Using A Self-Directed IRA to Invest in Real Estate Tech
Investing in real estate and startups are two popular strategies among PENSCO’s self-directed IRA clients, and now a growing investment opportunity is bringing these two interests together: real estate technology or “proptech.”
Just as the rise of fintech—finance plus technology—is ushering in a wave of technological innovation that is disrupting the once-sleepy world of finance, proptech—property plus technology—is disrupting the sleepy world of real estate.
Startups like WeWork, Opendoor and Compass are using innovative software and technological solutions to make everything from buying, selling, renting and managing real estate more efficient.
The result is a surge of real estate technology startups. Today, proptech covers everything from the modernization of real estate marketplaces to blockchain-based home buying solutions to the augmented reality services being used to market and sell properties. As a result, billions of venture capital dollars are flowing into the space.
The chart below shows that venture capital investment in real estate tech began to surge in 2014. Real estate technology companies have attracted $2.2 billion this year through September, according to PitchBook, and 2018 is on track for more than $3 billion of capital invested to be in the space. Deal count has increased every year since 2014, and this year is on pace for a decade-high total.
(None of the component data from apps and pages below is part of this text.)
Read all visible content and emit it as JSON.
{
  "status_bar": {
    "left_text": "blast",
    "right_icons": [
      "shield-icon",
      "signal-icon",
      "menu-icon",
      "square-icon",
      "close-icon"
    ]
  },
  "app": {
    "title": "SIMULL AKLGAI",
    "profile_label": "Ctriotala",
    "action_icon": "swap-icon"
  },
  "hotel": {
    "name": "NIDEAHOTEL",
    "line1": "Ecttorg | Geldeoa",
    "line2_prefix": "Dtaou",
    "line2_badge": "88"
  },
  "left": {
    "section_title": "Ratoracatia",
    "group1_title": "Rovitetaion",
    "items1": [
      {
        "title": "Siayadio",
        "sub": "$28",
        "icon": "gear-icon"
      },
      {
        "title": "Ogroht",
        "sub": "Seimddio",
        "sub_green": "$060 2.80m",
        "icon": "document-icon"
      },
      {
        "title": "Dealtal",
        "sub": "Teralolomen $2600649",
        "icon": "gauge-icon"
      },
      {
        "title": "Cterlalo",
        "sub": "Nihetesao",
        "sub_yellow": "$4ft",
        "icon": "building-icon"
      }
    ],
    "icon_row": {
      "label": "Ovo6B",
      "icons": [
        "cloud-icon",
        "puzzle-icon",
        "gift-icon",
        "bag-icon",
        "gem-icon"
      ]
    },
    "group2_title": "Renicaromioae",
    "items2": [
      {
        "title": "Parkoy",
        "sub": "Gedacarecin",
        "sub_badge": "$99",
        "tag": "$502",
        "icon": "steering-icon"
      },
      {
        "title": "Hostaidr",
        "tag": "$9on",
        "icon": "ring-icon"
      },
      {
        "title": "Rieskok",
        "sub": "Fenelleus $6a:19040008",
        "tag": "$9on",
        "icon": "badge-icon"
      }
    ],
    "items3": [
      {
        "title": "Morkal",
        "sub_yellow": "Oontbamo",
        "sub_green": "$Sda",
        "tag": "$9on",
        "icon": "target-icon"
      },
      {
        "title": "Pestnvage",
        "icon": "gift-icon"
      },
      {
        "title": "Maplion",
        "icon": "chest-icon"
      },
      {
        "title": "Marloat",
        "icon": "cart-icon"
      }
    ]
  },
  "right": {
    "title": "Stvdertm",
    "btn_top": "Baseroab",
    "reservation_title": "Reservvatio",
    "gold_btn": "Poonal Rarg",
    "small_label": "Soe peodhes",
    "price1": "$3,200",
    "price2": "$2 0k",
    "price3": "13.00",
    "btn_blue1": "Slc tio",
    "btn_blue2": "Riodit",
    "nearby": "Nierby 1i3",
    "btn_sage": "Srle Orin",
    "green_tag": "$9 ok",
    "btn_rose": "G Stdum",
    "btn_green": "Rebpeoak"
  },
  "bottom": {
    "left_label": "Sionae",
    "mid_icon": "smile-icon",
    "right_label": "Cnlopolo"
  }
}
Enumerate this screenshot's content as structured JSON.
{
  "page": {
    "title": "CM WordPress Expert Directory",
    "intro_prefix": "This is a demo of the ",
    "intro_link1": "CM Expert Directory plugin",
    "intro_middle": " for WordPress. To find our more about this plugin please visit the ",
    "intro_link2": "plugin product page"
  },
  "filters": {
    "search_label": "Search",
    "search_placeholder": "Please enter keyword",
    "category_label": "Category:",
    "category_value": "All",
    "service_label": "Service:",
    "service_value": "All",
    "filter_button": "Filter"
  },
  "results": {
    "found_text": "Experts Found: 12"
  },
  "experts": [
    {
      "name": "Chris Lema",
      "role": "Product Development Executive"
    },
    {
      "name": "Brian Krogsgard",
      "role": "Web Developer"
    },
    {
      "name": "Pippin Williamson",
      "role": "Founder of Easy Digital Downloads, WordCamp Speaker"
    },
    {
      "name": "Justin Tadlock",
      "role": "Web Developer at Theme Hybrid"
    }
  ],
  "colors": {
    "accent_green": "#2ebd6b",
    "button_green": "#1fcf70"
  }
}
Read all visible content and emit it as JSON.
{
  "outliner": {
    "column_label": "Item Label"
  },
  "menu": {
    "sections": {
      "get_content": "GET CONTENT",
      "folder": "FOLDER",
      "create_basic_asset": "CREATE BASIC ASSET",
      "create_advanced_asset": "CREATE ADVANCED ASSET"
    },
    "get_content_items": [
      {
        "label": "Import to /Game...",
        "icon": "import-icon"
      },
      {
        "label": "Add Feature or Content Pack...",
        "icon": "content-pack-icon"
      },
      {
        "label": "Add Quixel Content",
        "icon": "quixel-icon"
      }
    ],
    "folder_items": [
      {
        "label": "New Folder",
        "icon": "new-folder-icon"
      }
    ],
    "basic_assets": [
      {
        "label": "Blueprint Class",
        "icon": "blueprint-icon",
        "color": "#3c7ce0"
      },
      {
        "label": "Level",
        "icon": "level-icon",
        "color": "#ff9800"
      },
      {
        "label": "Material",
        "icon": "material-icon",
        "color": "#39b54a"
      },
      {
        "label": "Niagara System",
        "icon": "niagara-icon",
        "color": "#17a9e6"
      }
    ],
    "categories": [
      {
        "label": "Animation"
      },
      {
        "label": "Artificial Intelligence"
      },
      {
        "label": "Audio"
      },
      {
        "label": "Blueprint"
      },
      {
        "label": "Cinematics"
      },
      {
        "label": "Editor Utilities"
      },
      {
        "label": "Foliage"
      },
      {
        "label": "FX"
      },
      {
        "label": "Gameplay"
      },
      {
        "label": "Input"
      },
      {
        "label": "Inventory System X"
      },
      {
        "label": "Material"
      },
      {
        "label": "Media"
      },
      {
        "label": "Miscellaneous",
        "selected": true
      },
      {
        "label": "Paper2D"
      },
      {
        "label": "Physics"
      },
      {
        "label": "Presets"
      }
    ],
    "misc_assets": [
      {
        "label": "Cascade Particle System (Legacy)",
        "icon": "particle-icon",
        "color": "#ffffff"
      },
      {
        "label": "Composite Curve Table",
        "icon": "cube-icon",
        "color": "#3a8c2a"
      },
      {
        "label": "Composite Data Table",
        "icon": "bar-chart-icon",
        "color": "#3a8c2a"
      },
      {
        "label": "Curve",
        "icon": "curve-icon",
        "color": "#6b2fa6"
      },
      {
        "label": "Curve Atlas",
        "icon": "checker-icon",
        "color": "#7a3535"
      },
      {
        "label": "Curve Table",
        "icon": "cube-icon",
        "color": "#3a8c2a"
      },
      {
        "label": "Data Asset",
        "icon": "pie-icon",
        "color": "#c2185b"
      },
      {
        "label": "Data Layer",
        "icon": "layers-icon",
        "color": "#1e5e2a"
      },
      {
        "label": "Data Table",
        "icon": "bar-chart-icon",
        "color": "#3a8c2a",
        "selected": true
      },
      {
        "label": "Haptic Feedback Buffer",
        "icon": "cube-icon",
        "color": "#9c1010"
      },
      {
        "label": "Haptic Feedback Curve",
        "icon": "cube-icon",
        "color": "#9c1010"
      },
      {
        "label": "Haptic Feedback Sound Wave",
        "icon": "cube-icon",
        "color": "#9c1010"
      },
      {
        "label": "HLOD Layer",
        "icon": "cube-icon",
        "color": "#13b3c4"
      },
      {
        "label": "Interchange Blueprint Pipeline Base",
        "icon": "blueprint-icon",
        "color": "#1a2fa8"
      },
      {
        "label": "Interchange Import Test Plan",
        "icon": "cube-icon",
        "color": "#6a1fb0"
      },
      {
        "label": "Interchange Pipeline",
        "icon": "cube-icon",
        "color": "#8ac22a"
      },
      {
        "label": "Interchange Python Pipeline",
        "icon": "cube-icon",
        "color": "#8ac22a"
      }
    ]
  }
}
Growing Venture Capital Investment in Real Estate Technology
*Per Pitchbook, 2017’s figure skew unusually high due to a $3 billion round of funding raised by WeWork
Using Your IRA to Invest in Real Estate Technology
Many retirement savers mistakenly believe they can only use their IRA funds to buy traditional asset classes like stocks and bonds, but investors can diversify their retirement portfolios by holding alternative assets in an IRA. By working with an IRA custodian, like PENSCO, self-directed IRA owners can use their retirement funds to invest in startups and buy stakes in early-stage companies, such as those in the real estate tech space.
Investing in startups can potentially be a good match for retirement dollars. Often, start-up investments require long hold periods, and IRAs are designed for longer-term investing. Real estate tech also represents an investment that, unless you are already retired, does not need to be accessed immediately.
In addition, IRAs can provide tax benefits. Holdings in a traditional IRA can compound year after year on a tax-deferred basis. If savings are held in a Roth IRA, account growth may accumulate tax-free. Investors can face penalties if they take withdrawals from a traditional IRA before turning 59½, meaning many investors favor holding longer-term investments in these retirement portfolios.
While the future may seem bright for real estate technology, investing in proptech startups comes with considerable risks. For starters, there is never a guarantee that a startup will succeed, or that you’ll earn a return on your investment.
Being a self-directed investor also means that you are responsible for evaluating the merits and suitability of all proptech investments you are considering and vetting the individuals who may be offering or recommending these investments. At PENSCO, we review a deal for administrative feasibility but we do not evaluate the merits of the deal, and we cannot offer investment advice.
If you are considering a real estate technology investment opportunity, it’s best to consult with a trusted financial professional who can help you assess a deal’s risks and determine if it’s a good fit for your investment needs and goals.
If you have questions about holding real estate technology in your PENSCO self-directed IRA, please contact us at 800.962.4238.
This Blog does not provide investment, tax, or legal advice nor does it evaluate, recommend or endorse any advisory firm or investment vehicle. Investments are not FDIC insured and are subject to risk, including the loss of principal.
PENSCO Trust Company performs the duties of an independent custodian of assets for self-directed individual and business retirement accounts and does not provide investment advice, sell investments or offer any tax or legal advice. Clients or potential clients are advised to perform their own due diligence in choosing any investment opportunity as well as selecting any professional to assist them with an investment opportunity. Alternative investments are not FDIC insured and are subject to risk, including loss of principal. Other than the Opus Affiliates, PENSCO is not affiliated with any financial professional, investment, investment sponsor, or investment, tax or legal advisor.